In making this advance, Athanasius and the other Nicene theologians also rejected some important traditional elements of pre-Nicene theology. There had always been a kind of naive subordinationism in the more economic theologies of the first three centuries. Justin and the other apologists clearly saw the Logos as the God (or the part of God) who was able to condescend to creation and redemption by virtue of being lower on the scale of being. Even Irenaeus was not free of this suggestion. Parts of Origen’s many-sided systematic thought clearly limited the Son to created status, while at the same time affirming his eternal generation. Tertullian, by contrast, maintained the divinity of Christ not on the basis of eternal generation (which he rejected), but on the basis of shared substance (conceived in refined materialistic Stoic terms).

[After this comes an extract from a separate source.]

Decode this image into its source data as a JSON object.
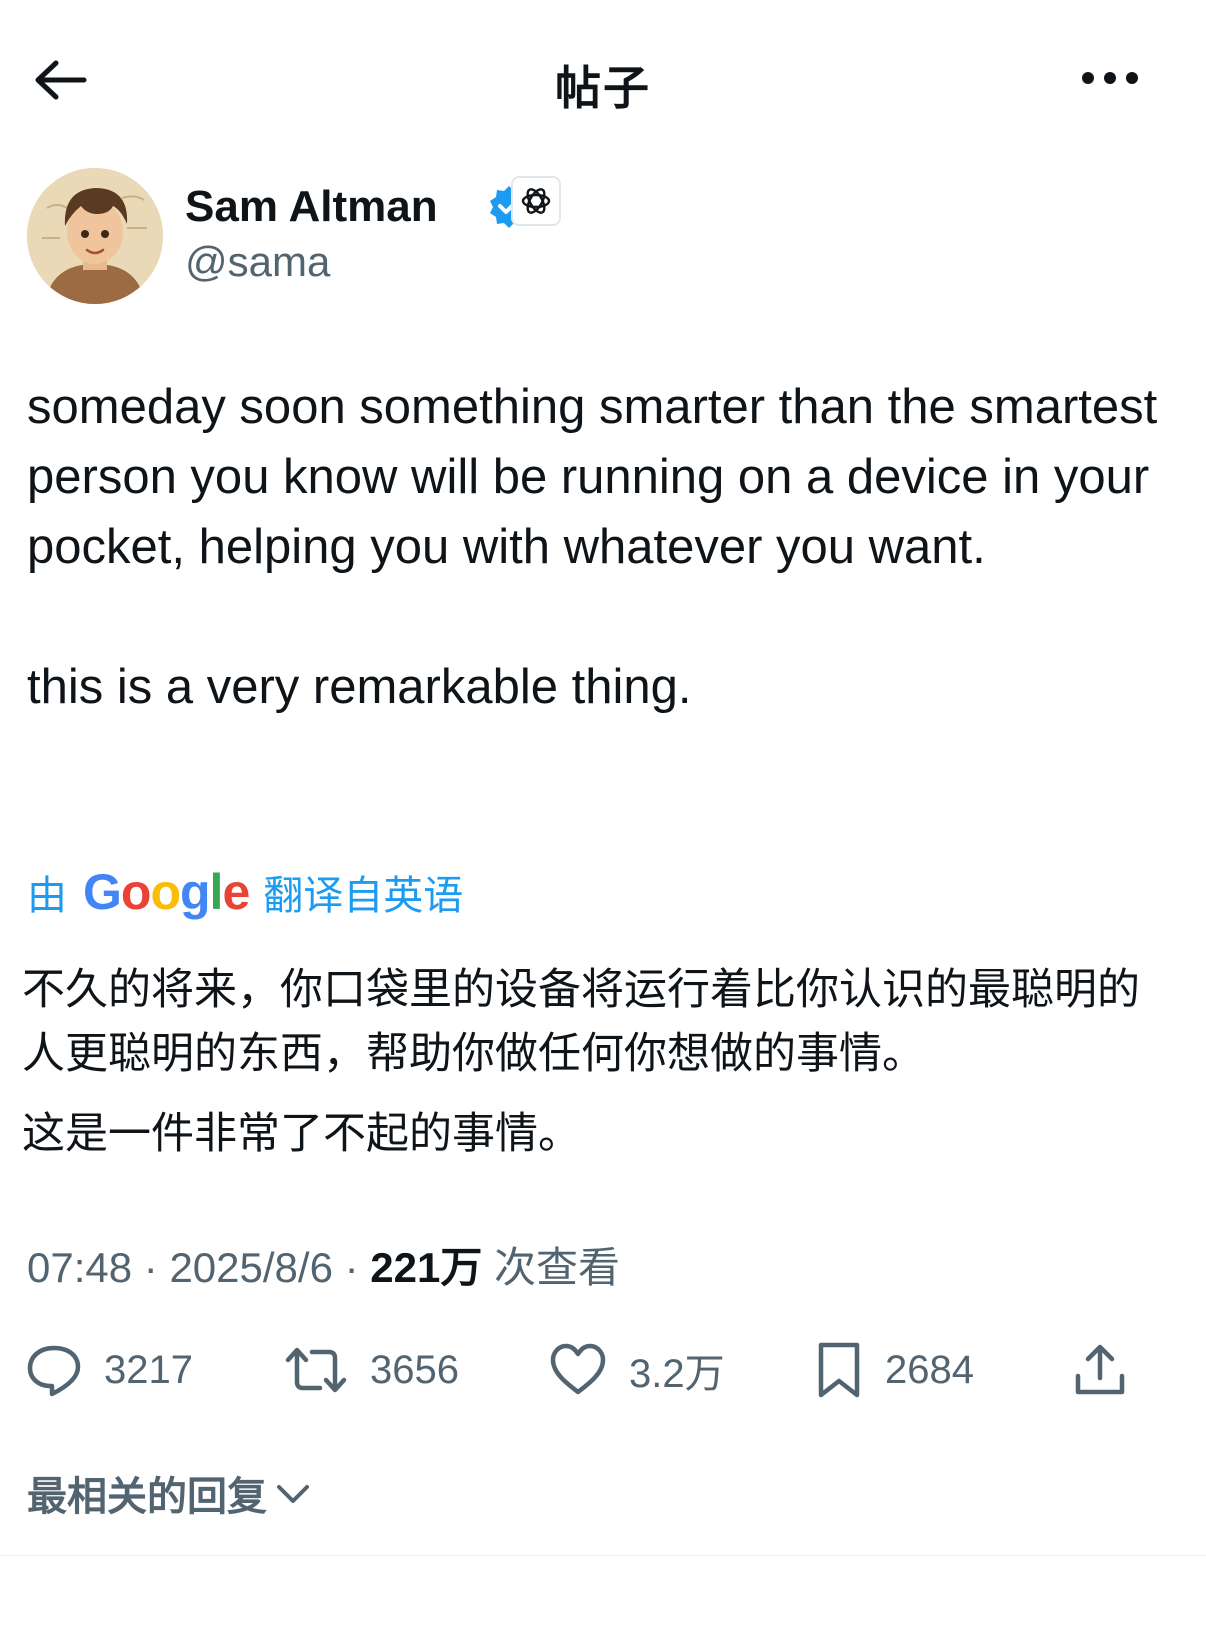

Subordinationism had a legitimate claim to being in some sense traditional catholic doctrine. Athanasius saw that it had to be rejected, and his theology was an attempt to retain the core of the theological tradition while stripping away any possibility of ontological subordinationism. Thus the Son is homoousios with the Father (later this same argument was applied to the Spirit), and was eternally generated rather than called forth for the events of creation and redemption. The Logos theology, which had from the start carried misleading ontological and cosmological suggestions, was redefined and domesticated by Athanasius. “Logos” was subordinated to “Son” as the interpretive key to the identity of Christ. All of this was carried out without explicit condemnation of the patristic authors who Athanasius wanted to retain as orthodox teachers; not even Origen was spoken poorly of by Athanasius, in spite of the obvious rejection of elements of his thought which the Arians championed.

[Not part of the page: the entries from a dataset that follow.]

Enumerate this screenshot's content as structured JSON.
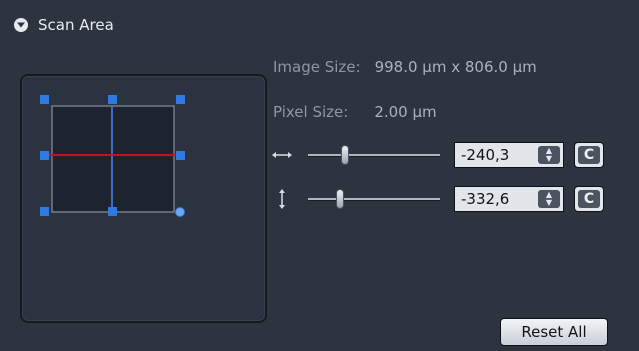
{
  "header": {
    "title": "Scan Area",
    "toggle_icon": "chevron-down-circle-icon"
  },
  "info": {
    "image_size_label": "Image Size:",
    "image_size_value": "998.0 µm x 806.0 µm",
    "pixel_size_label": "Pixel Size:",
    "pixel_size_value": "2.00 µm"
  },
  "offset_x": {
    "icon": "horizontal-arrow-icon",
    "value": "-240,3",
    "reset_label": "C"
  },
  "offset_y": {
    "icon": "vertical-arrow-icon",
    "value": "-332,6",
    "reset_label": "C"
  },
  "reset_all_label": "Reset All",
  "colors": {
    "panel_bg": "#2d3440",
    "handle_blue": "#2f7ae0",
    "crosshair_red": "#c0141e",
    "crosshair_blue": "#3b6ec0",
    "scan_field": "#1d2430"
  }
}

In summary, what was at stake at Nicaea was, according to Athanasius, salvation. The Nicene strategy for defending the soteriological claim of Christian theology called for a new development of doctrine, a repudiation of certain contradictory elements of the tradition, a refining of terminological conventions, and a concentration of Christian doctrine.